Tags: Fall Foliage,   

0 Comments
iBerkshires.com welcomes critical, respectful dialogue; please keep comments focused on the issues and not on personalities. Profanity, obscenity, racist language and harassment are not allowed. iBerkshires reserves the right to ban commenters or remove commenting on any article at any time. Concerns may be sent to info@iberkshires.com.

Letter: Standouts to Support Public Higher Education

Letter to the Editor

To the Editor:

During this time in which many of our day to day activities have been affected by Covid-19, one thing has not changed: the value of our public higher education institutions. Here in Berkshire County, MCLA and Berkshire Community College continue to serve our students, many of them local residents and the majority residents of this Commonwealth. While the modalities we are using to teach, counsel, advise, and provide all types services have widened to include more online and hybrid as well as in person delivery when it can be safely done, BCC and MCLA are open to our students. We remain the most affordable and accessible institutions in the county. Together with our colleagues at the University of Massachusetts campuses, we continue to educate our citizens.

It is for these reasons that we wish to express our opinion that public higher education campuses deserve level funding at the very least. Our students deserve and should have access to the range of programs, courses, and support services of all kinds; during this pandemic, students have more needs to be met, not fewer. Public higher education has suffered through many years of underfunding. Although the work done at public institutions of higher education is often praised, such lip service doesn’t pay the salaries and other fixed costs on our campuses. Praise has never funded a scholarship or kept tuition and fees from the increases necessary when state aid is insufficient. If ever there was a time to turn praise into line items of the budget, this is that time.
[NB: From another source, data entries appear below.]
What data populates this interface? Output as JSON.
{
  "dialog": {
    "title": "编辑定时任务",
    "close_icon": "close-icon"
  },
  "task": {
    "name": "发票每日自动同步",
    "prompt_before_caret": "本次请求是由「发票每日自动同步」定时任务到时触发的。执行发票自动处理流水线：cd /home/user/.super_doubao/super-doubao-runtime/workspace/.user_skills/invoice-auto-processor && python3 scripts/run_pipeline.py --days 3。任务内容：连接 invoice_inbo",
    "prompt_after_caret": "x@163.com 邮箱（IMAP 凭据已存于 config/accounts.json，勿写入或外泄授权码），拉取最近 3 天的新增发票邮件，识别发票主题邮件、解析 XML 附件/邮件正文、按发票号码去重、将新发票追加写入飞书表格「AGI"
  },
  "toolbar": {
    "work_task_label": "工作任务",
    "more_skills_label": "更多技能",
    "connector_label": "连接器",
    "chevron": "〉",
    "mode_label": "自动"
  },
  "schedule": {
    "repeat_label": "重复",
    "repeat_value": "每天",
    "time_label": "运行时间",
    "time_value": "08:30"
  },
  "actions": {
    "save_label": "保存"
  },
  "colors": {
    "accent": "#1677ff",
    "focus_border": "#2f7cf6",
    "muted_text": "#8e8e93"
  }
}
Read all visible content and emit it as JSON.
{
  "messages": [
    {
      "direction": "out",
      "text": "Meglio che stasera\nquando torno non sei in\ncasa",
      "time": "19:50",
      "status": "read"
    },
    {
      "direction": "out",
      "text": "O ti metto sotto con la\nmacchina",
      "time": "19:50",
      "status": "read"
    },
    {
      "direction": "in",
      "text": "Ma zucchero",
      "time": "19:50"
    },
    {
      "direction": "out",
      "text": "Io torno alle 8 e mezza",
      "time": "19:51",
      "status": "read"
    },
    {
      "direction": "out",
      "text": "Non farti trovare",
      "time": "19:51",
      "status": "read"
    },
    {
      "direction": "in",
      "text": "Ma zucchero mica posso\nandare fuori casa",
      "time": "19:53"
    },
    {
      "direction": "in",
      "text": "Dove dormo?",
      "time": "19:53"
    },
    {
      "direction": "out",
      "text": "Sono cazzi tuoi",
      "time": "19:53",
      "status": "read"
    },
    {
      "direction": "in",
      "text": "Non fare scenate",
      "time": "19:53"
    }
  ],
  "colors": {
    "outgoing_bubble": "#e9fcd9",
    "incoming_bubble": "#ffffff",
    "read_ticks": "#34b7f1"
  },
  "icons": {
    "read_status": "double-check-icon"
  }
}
Our public colleges and universities provide the workers that are needed in our communities. From nurses to teachers, from scientists to computer specialists, from professors to hospitality workers, from writers to public servants of all kinds, how many of us were educated at least in part at our public colleges? Workforce development and adult basic education also takes place on our campuses. We provide those who cannot or choose not to leave the area with quality education that is relatively affordable. Those employed by the colleges are able to invest in the community as well, buying homes, raising families, and supporting local businesses.

View Full Story

More North Adams Stories